My overall impression mirrors the Great British Menu experience – flashes of inspiration (Byrne is clearly a wizard when it comes to beans whether broad or borlotti! ) but his cooking lacks balance – when it comes to brown stickiness you can have too much of a good thing – and he needs to employ a decent pastry chef soon.
The Church Green,
Higher Lane ,
Telephone: 01925 752 068
September 2, 2009 § Leave a comment
I came across an interesting article in this quarter’s Living Earth magazine. Living Earth is the magazine of The Soil Association’s of which, I should declare at the outset, I am a fully paid up member. I am also a fairly regular listener of the Archers, the long running story of farming folk on Radio 4. So the name Graham Harvey caught my eye as he has been Agricultural Story Editor to the programme for a number of years now, as countless post-broadcast trails have taught me.
The article, titled Fields of Carbon, is a summary of the arguments Harvey puts forward in his recently published book, “The Carbon Fields: how our countryside can save Britain”.
The steps in Harvey’s intriguing argument go like this:
- The world’s soils are the largest terrestrial reserves of carbon.
- A fair proportion of damaging greenhouse gases come from soil carbon released by modern industrial farming practices – ie the move to rearing animals on grain rather than pasture.
- We can, without too much difficulty, reverse this trend by returning animals to grazing which will put excess carbon back into the soil
It’s a seductive argument isn’t it as it means that, providing it is sustainably reared using traditional farming methods, it’s OK to eat meat after all. So, how is the trick achieved?
Harvey goes on to explain that the world’s food supply is based on annual plants, in fact the top 3 food crops of wheat, rice and maize account for a massive 50% of land under cultivation. Annual plants require massive amounts of oil energy to produce a crop both in terms of cultivation machinery and in terms of chemical fertilisers. So it makes no sense to feed expensive (in every sense) grains to animals. Harvey goes on to contend that perennial plants, such as are found in species-rich grasslands could, if carefully managed, produce most of our animal feed with far fewer chemical inputs.

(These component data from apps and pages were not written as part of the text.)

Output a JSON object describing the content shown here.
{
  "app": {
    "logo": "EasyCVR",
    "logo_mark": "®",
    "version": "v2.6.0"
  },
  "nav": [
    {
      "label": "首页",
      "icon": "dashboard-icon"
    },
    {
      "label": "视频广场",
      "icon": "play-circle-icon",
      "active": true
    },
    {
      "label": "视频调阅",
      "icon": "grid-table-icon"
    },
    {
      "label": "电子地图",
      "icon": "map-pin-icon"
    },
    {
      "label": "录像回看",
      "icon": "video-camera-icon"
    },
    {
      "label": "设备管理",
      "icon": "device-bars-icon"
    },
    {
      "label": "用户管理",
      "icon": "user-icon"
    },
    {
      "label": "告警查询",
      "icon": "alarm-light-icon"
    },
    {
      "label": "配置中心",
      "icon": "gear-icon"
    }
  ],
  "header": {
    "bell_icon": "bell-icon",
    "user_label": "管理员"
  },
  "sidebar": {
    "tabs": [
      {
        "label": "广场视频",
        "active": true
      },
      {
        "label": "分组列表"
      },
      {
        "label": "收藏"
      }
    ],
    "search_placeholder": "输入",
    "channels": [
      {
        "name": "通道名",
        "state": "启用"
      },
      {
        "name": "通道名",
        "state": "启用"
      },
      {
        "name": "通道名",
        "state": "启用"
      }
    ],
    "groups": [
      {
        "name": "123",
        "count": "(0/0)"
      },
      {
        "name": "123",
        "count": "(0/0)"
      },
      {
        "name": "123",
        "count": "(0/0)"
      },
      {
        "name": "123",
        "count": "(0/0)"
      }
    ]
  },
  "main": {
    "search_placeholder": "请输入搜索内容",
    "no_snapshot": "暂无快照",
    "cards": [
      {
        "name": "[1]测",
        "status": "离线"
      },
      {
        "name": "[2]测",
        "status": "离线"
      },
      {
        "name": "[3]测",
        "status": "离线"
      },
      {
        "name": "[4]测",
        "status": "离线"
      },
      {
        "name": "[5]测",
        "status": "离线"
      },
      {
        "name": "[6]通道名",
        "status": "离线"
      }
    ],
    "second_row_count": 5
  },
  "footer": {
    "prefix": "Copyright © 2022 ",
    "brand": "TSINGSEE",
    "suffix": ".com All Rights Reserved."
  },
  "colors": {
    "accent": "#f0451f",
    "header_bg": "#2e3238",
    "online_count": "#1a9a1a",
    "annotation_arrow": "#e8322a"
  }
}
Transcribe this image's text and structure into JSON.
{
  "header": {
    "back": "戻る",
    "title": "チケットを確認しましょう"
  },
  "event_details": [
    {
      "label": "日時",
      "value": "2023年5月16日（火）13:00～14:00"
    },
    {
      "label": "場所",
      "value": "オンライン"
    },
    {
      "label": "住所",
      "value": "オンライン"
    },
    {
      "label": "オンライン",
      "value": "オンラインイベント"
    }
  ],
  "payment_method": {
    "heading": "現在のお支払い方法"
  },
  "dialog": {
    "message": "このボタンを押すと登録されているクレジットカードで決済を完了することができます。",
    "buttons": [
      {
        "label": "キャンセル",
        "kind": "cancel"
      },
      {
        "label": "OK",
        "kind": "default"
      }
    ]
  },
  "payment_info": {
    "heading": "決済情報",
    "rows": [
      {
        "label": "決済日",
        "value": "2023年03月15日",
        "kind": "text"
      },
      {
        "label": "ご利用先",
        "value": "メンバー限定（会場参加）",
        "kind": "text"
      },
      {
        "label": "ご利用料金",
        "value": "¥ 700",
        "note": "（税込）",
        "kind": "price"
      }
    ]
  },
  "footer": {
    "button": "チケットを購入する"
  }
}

Harvey goes on to add a second strand to his argument, explaining that the soil is, in terms of the organic matter it contains, a massive carbon sink. We already think of forests as an important means of trapping carbon, but in fact 82% of carbon in the “terrestrial biosphere” (now there’s a phrase to drop in conversation) is not in forests at all but is in the soil.
As you might expect, intensive cultivation tends to deplete organic matter in the soil releasing carbon into the atmosphere, whereas happily, under grass, soils rebuild their stocks of organic matter. We are not talking small numbers here: Harvey quotes the staggering statistic that, according to a Royal Society estimate, carbon capture by the world’s farmlands given better management could total as much as 10 billion tonnes of carbon dioxide a year which is more than the annual accumulation of carbon dioxide in the atmosphere.
Harvey concludes his article with the tantalising idea that a different form of agriculture with more emphasis on grassland production wouldn’t merely help with the problem of global warming but could solve it.
It is good to read an optimistic article on solving the world’s problems for once. Is it too simple to be a realistic solution and do his numbers stack up? I don’t know but I’d like to find out more. The good news is that eating organic meat (organic standards require cattle to have at least 60% of their daily feed as forage) is a sustainable choice which tastes good as well.